(Interface dataset entries)
※ ※ ※

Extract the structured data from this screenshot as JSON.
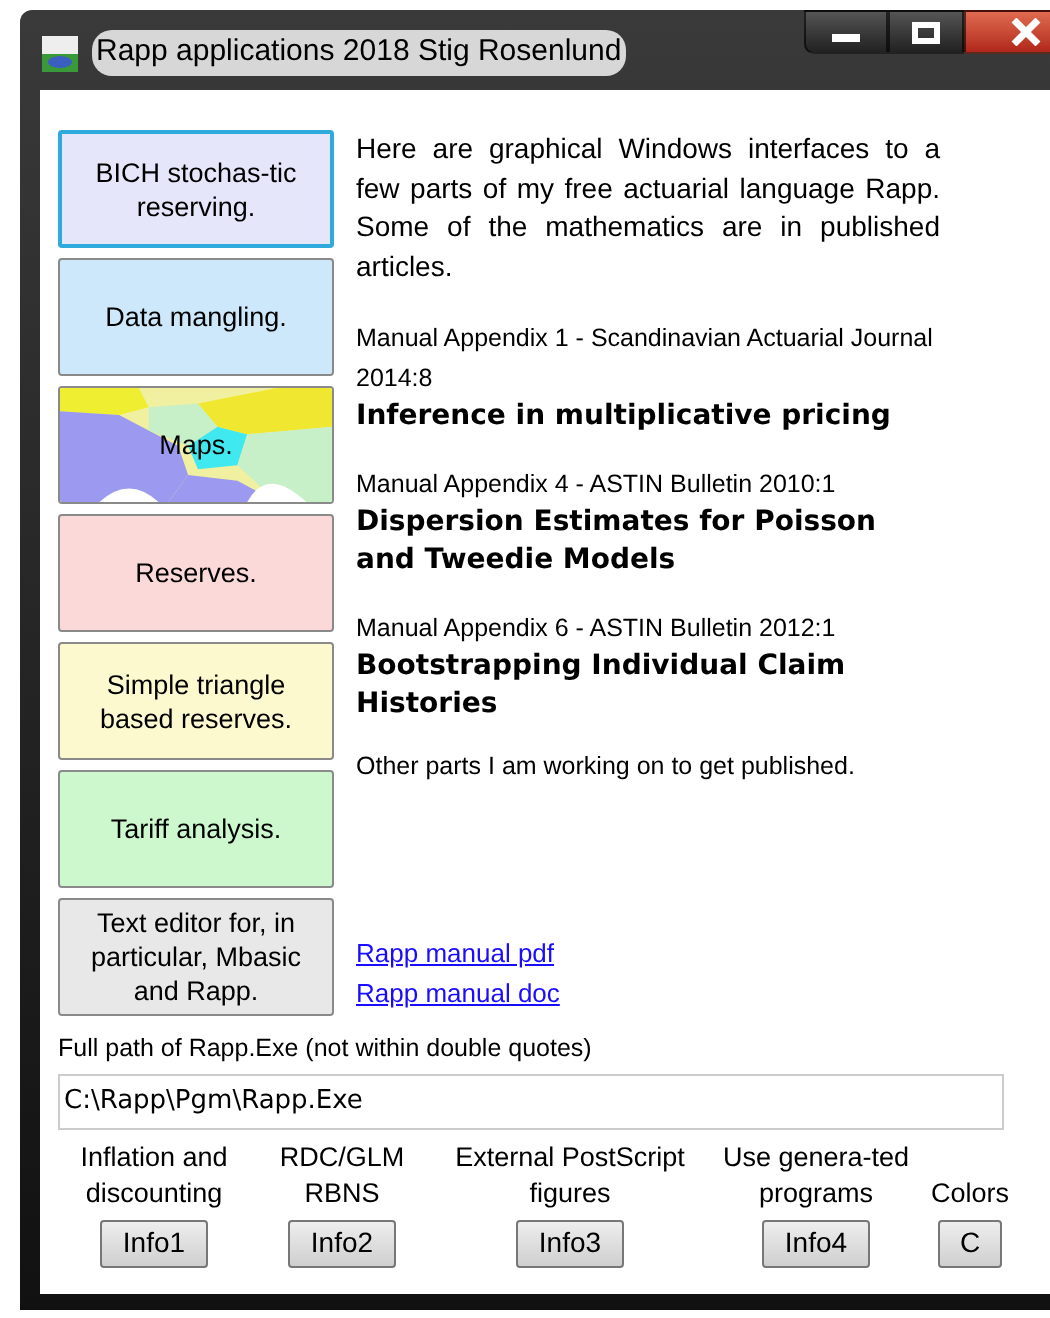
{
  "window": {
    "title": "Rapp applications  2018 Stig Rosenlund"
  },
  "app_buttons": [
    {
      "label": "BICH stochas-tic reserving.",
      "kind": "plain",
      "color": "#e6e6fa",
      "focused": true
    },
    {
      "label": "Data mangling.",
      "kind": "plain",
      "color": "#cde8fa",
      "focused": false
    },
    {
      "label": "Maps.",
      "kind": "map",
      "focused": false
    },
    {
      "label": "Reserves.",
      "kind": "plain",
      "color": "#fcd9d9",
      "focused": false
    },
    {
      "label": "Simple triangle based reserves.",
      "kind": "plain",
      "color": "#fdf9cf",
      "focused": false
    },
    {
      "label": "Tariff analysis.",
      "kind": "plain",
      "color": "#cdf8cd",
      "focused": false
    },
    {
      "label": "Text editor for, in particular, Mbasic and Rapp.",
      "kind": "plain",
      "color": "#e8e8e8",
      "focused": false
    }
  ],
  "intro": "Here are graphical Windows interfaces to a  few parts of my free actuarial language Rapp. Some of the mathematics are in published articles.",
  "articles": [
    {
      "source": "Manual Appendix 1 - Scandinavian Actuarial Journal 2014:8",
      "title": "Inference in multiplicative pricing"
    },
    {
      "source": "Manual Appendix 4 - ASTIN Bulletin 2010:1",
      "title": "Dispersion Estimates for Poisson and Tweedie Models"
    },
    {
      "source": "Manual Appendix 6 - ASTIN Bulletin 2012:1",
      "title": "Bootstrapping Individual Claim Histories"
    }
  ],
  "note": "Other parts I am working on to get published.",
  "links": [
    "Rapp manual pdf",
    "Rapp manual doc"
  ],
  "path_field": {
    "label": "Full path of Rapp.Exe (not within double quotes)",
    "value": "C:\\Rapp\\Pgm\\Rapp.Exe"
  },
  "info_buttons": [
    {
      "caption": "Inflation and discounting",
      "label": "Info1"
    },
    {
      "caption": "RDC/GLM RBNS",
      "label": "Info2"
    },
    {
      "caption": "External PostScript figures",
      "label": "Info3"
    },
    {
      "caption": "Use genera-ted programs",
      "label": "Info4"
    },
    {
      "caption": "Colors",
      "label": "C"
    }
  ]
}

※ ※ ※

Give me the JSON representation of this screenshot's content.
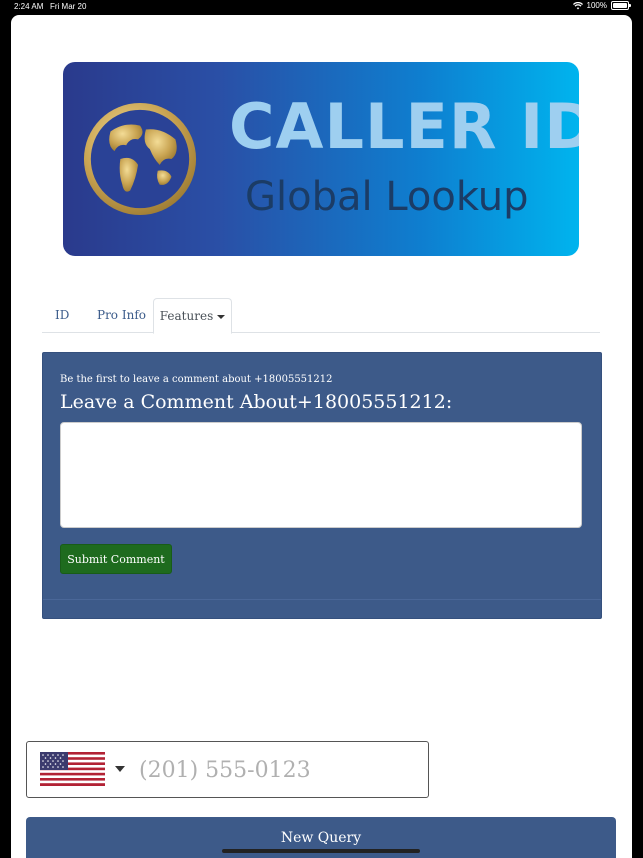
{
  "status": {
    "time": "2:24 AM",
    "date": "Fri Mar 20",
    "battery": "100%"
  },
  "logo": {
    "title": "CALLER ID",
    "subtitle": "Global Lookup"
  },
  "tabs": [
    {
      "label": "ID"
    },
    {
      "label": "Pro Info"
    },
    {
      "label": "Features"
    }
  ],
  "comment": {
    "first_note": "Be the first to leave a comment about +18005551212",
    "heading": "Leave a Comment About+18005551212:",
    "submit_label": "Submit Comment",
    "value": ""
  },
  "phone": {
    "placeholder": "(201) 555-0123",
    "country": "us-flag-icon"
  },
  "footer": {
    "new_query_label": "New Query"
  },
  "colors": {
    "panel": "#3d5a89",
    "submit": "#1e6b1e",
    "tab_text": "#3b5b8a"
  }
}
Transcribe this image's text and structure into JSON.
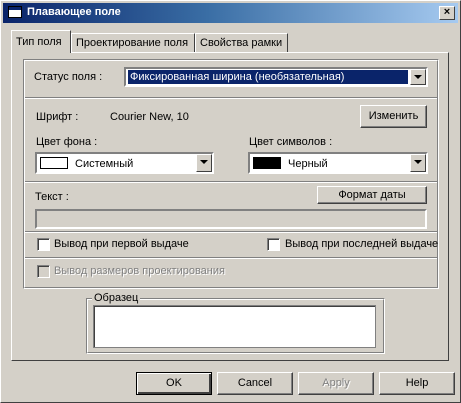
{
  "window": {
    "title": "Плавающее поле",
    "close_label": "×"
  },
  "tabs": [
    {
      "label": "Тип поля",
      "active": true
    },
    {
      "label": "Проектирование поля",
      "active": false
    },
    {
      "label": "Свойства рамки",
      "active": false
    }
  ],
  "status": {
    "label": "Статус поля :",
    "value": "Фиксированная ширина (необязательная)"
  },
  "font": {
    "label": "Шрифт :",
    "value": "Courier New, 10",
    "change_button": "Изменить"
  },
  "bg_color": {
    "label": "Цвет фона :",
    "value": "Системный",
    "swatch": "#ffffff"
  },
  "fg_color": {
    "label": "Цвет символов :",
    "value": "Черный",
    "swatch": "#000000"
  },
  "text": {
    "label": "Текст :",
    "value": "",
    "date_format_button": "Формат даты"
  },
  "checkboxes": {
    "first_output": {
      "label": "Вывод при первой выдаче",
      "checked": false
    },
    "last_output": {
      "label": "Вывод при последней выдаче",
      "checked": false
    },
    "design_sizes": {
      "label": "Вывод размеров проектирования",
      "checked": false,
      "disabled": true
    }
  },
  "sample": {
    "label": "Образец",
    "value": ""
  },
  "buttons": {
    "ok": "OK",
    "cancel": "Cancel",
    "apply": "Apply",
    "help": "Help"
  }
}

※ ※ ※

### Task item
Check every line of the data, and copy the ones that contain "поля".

### Result of this exercise
      "label": "Тип поля",
      "label": "Проектирование поля",
    "label": "Статус поля :",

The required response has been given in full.